2016-06-14T14:10:05.36-0700 [API/0]      OUT Updated app with guid cdabc604-0b73-47e1-a7d5-24af2c63f723 ({"name"=>"spring-music", "instances"=>1, "memory"=>512, "environment_json"=>"PRIVATE DATA HIDDEN"})
2016-06-14T14:10:14.52-0700 [APP/0]      OUT - Gracefully stopping, waiting for requests to finish
2016-06-14T14:10:14.52-0700 [CELL/0]     OUT Exit status 0
2016-06-14T14:10:14.54-0700 [APP/0]      OUT === puma shutdown: 2016-06-14 21:10:14 +0000 ===
2016-06-14T14:10:14.54-0700 [APP/0]      OUT - Goodbye!
2016-06-14T14:10:14.56-0700 [CELL/0]     OUT Creating container
    ...

Log Ordering

Ensuring log ordering in drains can be an important consideration for both operators and developers.

If you are developing a client that displays a stream of TAS for VMs logs to users, you can order the logs to improve the debugging experience for your user. The following are general tips for ordering logs:

  • For CLIs, batch the logs and display the logs you have in that timeframe, sorted by timestamp.

  • For web clients, use dynamic HTML to insert older logs into the sorting as they appear. This creates complete, ordered logs.

  • Java app developers may want to convert stack traces into a single log entity. To simplify log ordering for Java apps, use the multi-line Java message workaround to convert your multi-line stack traces into a single log entity. For more information, see [Multi-line Java message workaround]((https://github.com/cloudfoundry/loggregator-release/blob/main/docs/java-multi-line-work-around.md) on GitHub.

    By modifying the Java log output, you can force your app to reformat stack trace messages, replacing newline characters with a token.

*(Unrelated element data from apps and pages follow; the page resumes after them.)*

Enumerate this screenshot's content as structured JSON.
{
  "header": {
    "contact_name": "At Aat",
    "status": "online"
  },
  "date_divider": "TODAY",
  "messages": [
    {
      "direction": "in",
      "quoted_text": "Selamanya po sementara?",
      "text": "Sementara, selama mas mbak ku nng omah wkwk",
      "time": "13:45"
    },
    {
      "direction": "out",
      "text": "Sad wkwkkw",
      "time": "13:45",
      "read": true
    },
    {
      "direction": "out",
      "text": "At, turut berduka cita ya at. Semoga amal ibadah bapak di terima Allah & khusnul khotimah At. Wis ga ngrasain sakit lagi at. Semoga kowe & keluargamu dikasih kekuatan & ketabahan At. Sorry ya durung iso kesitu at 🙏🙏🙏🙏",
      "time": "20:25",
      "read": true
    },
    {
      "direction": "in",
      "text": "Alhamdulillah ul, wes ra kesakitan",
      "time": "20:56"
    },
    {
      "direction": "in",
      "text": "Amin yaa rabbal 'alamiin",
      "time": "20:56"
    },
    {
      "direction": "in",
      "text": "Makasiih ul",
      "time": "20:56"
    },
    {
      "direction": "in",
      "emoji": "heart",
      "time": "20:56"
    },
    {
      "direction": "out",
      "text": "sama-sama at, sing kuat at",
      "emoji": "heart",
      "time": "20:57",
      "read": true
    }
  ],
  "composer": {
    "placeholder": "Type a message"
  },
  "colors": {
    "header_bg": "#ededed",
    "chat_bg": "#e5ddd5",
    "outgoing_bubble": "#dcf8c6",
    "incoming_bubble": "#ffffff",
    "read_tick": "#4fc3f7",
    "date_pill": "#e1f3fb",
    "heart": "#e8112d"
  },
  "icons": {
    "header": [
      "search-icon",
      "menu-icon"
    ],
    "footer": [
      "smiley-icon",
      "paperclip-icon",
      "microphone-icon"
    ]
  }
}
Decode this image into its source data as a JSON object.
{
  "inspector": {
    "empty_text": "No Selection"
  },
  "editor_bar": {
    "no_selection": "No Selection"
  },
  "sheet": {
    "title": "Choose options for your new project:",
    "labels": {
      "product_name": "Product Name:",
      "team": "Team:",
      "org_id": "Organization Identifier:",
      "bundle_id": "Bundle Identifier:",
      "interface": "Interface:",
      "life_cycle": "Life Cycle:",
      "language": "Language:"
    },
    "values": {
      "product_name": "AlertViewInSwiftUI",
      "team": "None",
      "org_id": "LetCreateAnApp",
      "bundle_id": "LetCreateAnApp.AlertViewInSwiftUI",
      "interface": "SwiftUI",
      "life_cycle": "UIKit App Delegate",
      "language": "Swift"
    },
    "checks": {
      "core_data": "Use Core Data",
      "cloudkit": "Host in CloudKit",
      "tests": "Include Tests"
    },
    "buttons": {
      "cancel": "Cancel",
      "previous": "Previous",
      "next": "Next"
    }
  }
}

Set your log parsing code to replace that token with newline characters again to display the logs properly in Kibana.